Among last week’s cancellation announcements, NBC announced About a Boy, Jason Katims’ adaptation of the movie based on Nick Hornby’s novel, would not be returning for a third season. The news wasn’t surprising considering the series’ low ratings on a network that was grasping for a hit comedy. (See One Big Happy.) Save for People are Talking, the peacock’s fall lineup has only dramas and variety shows in the immediate future.
Unlike the network’s other comedies from the past two years, About a Boy wasn’t dead before the pilot aired. It was based on a well-received 2002 movie with plenty of material ripe for exploration. The show also had the power of Jason Katims, who produced the excellent Friday Night Lights and brought the surprisingly successful adaptation of Parenthood to television. Throw in a very likable cast that included David Walton (New Girl), Minnie Driver (Grosse Pointe Blank) and Al Madrigal (The Daily Show), and there was a lot to like in this show about male-arrested development.
Yet despite all these winning ingredients, About a Boy never reached the heights of Katims’ past work. With the show coming to an end, we should look back at what fulfilled this promise and where it fell short.

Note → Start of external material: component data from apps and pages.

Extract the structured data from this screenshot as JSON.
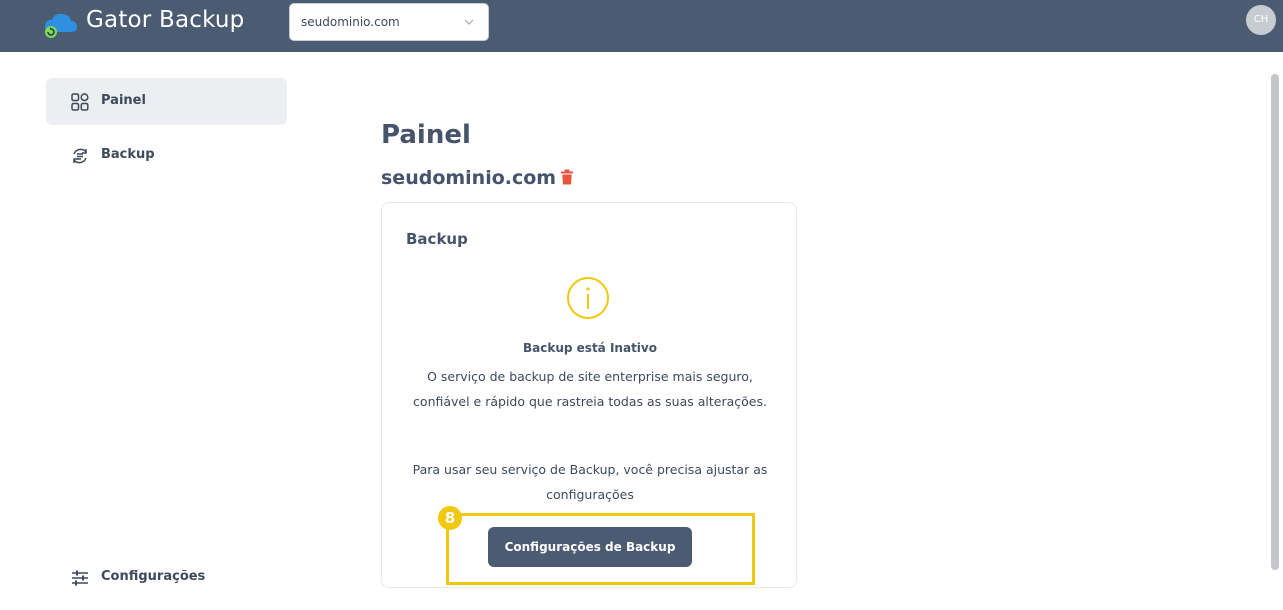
{
  "header": {
    "brand": "Gator Backup",
    "domain_select_value": "seudominio.com",
    "avatar_initials": "CH"
  },
  "sidebar": {
    "items": [
      {
        "label": "Painel",
        "icon": "dashboard-grid-icon",
        "active": true
      },
      {
        "label": "Backup",
        "icon": "backup-sync-icon",
        "active": false
      }
    ],
    "bottom_item": {
      "label": "Configurações",
      "icon": "sliders-icon"
    }
  },
  "main": {
    "title": "Painel",
    "domain": "seudominio.com",
    "card": {
      "title": "Backup",
      "status_title": "Backup está Inativo",
      "description": "O serviço de backup de site enterprise mais seguro, confiável e rápido que rastreia todas as suas alterações.",
      "instructions": "Para usar seu serviço de Backup, você precisa ajustar as configurações",
      "button_label": "Configurações de Backup"
    }
  },
  "annotation": {
    "step_number": "8"
  },
  "colors": {
    "topbar": "#4b5b72",
    "accent_yellow": "#f2c80f",
    "danger": "#e8553f",
    "logo_blue": "#2f8fe0",
    "logo_green": "#7bdc58"
  }
}
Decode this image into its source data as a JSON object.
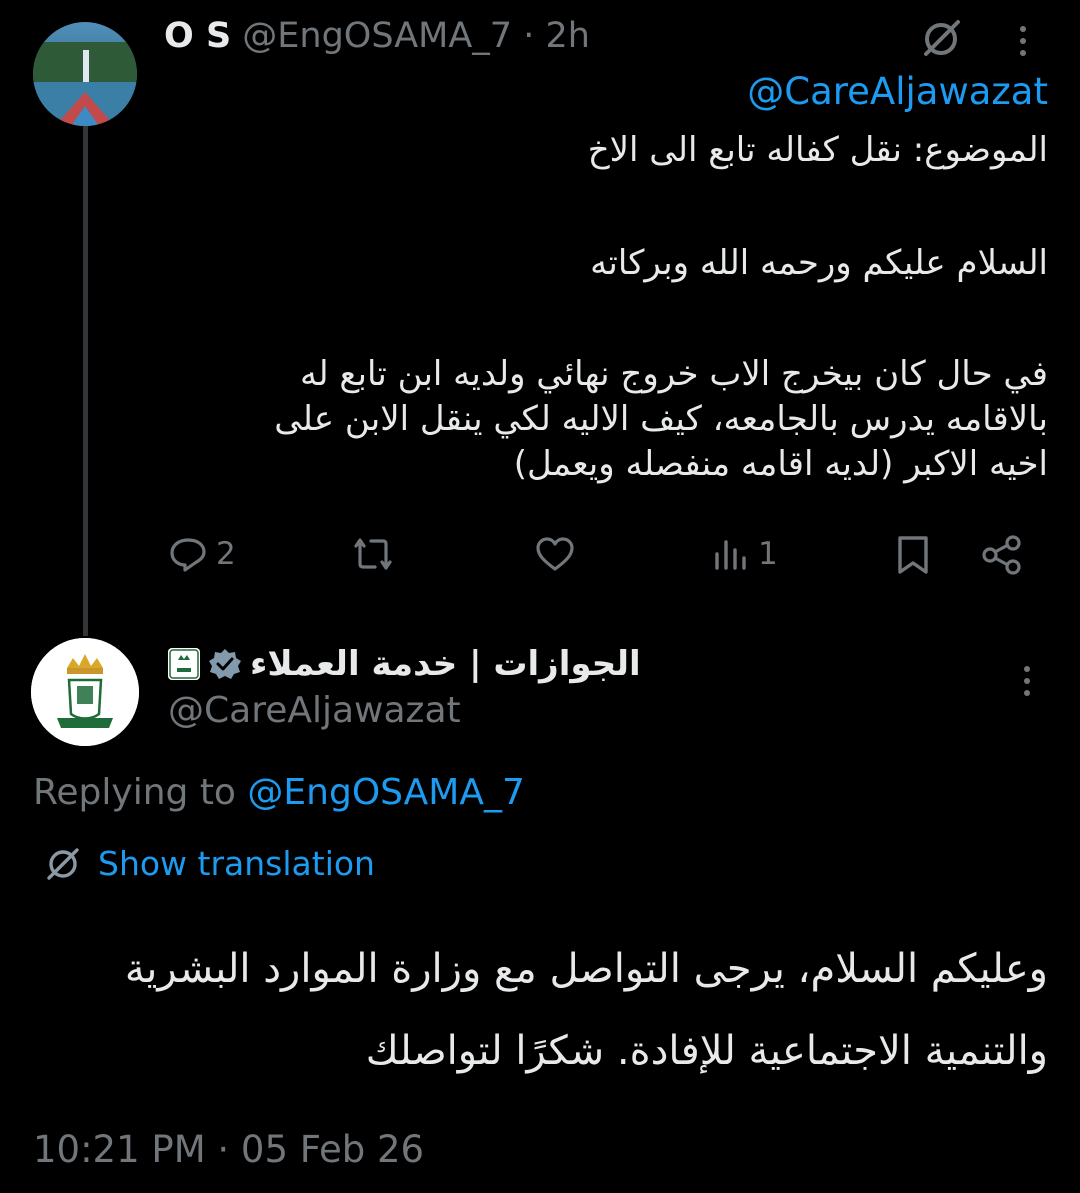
{
  "parent_tweet": {
    "display_name": "O S",
    "handle": "@EngOSAMA_7",
    "separator": "·",
    "time": "2h",
    "mention": "@CareAljawazat",
    "lines": [
      "الموضوع: نقل كفاله تابع الى الاخ",
      "السلام عليكم ورحمه الله وبركاته",
      "في حال كان بيخرج الاب خروج نهائي ولديه ابن تابع له",
      "بالاقامه يدرس بالجامعه، كيف الاليه لكي ينقل الابن على",
      "اخيه الاكبر (لديه اقامه منفصله ويعمل)"
    ],
    "actions": {
      "reply_count": "2",
      "retweet_count": "",
      "like_count": "",
      "views_count": "1"
    }
  },
  "reply_tweet": {
    "display_name": "الجوازات | خدمة العملاء",
    "handle": "@CareAljawazat",
    "replying_prefix": "Replying to ",
    "replying_handle": "@EngOSAMA_7",
    "show_translation": "Show translation",
    "lines": [
      "وعليكم السلام، يرجى التواصل مع وزارة الموارد البشرية",
      "والتنمية الاجتماعية للإفادة. شكرًا لتواصلك"
    ],
    "timestamp": "10:21 PM · 05 Feb 26"
  },
  "colors": {
    "background": "#000000",
    "text": "#e7e9ea",
    "muted": "#71767b",
    "link": "#1d9bf0",
    "verified": "#829aab"
  },
  "icons": [
    "grok-icon",
    "more-icon",
    "reply-icon",
    "retweet-icon",
    "like-icon",
    "views-icon",
    "bookmark-icon",
    "share-icon",
    "verified-badge-icon",
    "translate-icon"
  ]
}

Up to this point, Walton — who played Will, the wealthy songwriter sitting in arrested development as his best friends got married and had kids — has run the gamut when it comes to NBC shows. Most notably, he starred in Quarterlife, the canceled ensemble piece that attempted to combine similar issues with internet age. Walton clearly has this type of character down and while there is an inherent douchy-ness in his performance, he wielded it as if he was Jamie Lannister, pre-sans sword hand.
In the series’ first great episode, “About a Godfather,” he also showed his emotional range, babysitting the children of his best friend, Andy. Will’s role, and in turn Walton’s performance, only got better with the introduction of Sam (Adrianne Palicki, Friday Night Lights) as a romantic interest. With this and Will’s newfound father-figure role, Walton captured the character’s arc very well. I hope he eventually finds a hit.
One of the reasons I follow Katims’ shows is because of the way he commits to their world. This goes beyond About a Boy‘s inclusion of Parenthood‘s Crosby (Dax Shepard). Just as Parenthood and Friday Night Lights had no problems calling back to small moments from past episodes, About a Boy recalled events not just from the previous week, but also two, three and four episodes back without feeling the need to hammer on them as if they were major plot points. These small moments rewarded audiences that stuck with those shows by building them into a living, breathing world — something usually lost on network sitcoms and dramas.
As I mentioned, the build-up to and execution of the first season finale was the show at its best. Part of that was due to serving as a series finale — which Katims’ shows have been forced into multiple times, only to have to regroup for the next season. This has worked out excellently, as with the end of Friday Night Lights’ third season and the start of its fourth.
About a Boy did the same with its first season ending with Will living with Sam in New York, only to restart when an unexpected renewal came. The series spent the next two episodes getting him back to San Francisco, returning to the show’s original dynamic and eliminating Sam, one of the show’s best characters. This was a poorly executed attempt, resulting in the show forcing itself into its half-hour sitcom format.
That was probably the biggest challenge for the show, despite the half-hour episodes and One Direction-laden marketing. About a Boy‘s sense of humor was closer to that of the movie and Katims’ hour-long dramas, rather than a wacky sitcom tone.
In movies and TV dramas, storylines resolve themselves over a season. In sitcoms, stories play out in single episodes and the show resets after every 30 minutes. About a Boy never found its stride having to fit that format, with highs and lows akin to a show finding its footing during its first season. Katims worked to fit season-long stories into a show more like a typical sitcom, but couldn’t make it work as a consistent whole.
NBC’s cancellation doesn’t bode well for sitcoms like About a Boy. Sports Night proved 17 years ago that it’s difficult for a sitcom to break the genre mold. Katims’ dramas have always found their comedic elements seamlessly, but it doesn’t work the other way around. Walton, Driver and all of the show’s actors did everything they could to make About a Boy work. And for many episodes, they succeeded.
Katims just finished a new single-camera pilot (directed by Ant-Man‘s Peyton Reed) for a show titled Ellen More or Less, which wasn’t part of NBC’s upfront presentation. But it wouldn’t be surprising to find the show in position for a mid-season replacement on the network’s schedule. Hopefully, that project finds a larger audience and greater success than About a Boy, which also premiered around the same time of year.